_Record set_
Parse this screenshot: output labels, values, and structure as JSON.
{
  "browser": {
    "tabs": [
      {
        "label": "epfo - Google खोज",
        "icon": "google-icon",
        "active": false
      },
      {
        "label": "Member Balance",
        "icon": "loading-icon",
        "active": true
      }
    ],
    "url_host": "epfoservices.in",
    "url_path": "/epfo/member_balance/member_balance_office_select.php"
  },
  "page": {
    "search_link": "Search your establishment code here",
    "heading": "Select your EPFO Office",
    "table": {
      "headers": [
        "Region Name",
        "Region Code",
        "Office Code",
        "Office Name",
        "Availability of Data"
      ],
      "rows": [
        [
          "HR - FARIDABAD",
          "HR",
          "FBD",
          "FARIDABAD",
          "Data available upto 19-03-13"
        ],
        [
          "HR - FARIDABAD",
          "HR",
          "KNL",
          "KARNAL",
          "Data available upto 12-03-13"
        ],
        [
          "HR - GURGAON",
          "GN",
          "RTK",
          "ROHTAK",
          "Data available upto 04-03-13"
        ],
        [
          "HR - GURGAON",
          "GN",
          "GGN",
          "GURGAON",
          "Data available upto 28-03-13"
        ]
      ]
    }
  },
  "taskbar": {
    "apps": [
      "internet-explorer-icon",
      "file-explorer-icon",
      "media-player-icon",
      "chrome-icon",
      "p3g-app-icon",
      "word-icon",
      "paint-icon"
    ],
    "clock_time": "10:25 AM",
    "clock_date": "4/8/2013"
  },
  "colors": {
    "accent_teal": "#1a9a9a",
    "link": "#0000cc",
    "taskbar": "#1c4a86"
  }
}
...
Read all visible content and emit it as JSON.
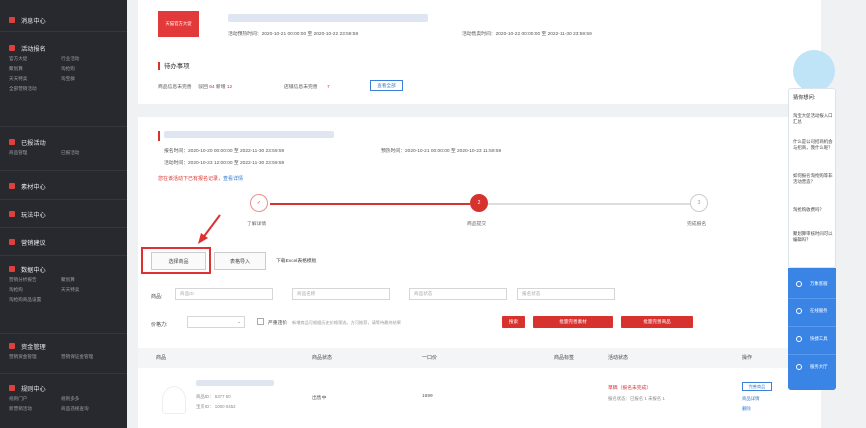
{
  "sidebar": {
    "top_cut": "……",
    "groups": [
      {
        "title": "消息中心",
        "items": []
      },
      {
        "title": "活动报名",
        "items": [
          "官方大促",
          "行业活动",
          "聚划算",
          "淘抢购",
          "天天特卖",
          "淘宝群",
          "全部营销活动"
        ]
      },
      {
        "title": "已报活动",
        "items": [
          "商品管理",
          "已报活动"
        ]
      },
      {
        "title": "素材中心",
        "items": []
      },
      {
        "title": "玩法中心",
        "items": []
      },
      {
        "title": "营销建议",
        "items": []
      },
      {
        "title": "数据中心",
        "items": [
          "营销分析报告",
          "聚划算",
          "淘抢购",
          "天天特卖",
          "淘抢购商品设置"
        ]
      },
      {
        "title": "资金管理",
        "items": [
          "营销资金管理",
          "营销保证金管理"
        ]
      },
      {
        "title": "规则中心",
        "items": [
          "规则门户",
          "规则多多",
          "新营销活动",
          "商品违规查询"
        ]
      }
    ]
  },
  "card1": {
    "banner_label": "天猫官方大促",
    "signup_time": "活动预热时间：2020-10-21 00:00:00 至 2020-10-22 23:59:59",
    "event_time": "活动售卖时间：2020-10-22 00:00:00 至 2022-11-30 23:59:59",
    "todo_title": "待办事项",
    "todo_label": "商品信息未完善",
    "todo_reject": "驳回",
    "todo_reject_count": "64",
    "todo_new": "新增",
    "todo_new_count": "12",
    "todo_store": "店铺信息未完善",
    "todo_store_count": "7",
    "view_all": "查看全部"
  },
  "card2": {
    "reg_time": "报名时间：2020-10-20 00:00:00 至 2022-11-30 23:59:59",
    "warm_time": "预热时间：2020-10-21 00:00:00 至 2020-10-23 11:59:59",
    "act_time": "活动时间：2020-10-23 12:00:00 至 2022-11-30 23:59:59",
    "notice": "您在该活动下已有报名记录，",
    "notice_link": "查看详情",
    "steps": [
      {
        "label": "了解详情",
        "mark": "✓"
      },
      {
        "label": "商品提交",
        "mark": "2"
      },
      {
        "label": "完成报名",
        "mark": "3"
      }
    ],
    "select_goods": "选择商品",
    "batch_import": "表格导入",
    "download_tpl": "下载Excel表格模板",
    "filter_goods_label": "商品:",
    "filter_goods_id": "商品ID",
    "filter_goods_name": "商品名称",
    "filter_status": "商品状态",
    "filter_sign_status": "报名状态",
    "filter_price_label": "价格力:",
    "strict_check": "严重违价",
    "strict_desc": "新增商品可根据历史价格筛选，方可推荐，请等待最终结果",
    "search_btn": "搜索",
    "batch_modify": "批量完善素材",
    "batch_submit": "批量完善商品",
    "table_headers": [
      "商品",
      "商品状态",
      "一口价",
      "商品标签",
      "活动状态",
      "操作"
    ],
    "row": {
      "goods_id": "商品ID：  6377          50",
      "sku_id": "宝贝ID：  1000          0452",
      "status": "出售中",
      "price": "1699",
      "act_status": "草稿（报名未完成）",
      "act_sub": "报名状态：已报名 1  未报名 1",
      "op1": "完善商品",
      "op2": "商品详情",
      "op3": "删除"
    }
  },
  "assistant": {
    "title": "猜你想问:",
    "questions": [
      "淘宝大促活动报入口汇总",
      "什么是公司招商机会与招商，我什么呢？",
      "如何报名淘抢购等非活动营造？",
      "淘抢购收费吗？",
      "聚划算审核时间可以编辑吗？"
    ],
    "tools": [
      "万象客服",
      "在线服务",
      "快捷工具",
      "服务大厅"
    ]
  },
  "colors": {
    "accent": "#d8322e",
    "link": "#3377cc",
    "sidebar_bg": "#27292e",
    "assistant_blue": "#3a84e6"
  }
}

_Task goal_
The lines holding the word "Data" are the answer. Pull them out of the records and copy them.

_Task answer_
        "Availability of Data"
          "Data available upto 19-03-13"
          "Data available upto 12-03-13"
          "Data available upto 04-03-13"
          "Data available upto 28-03-13"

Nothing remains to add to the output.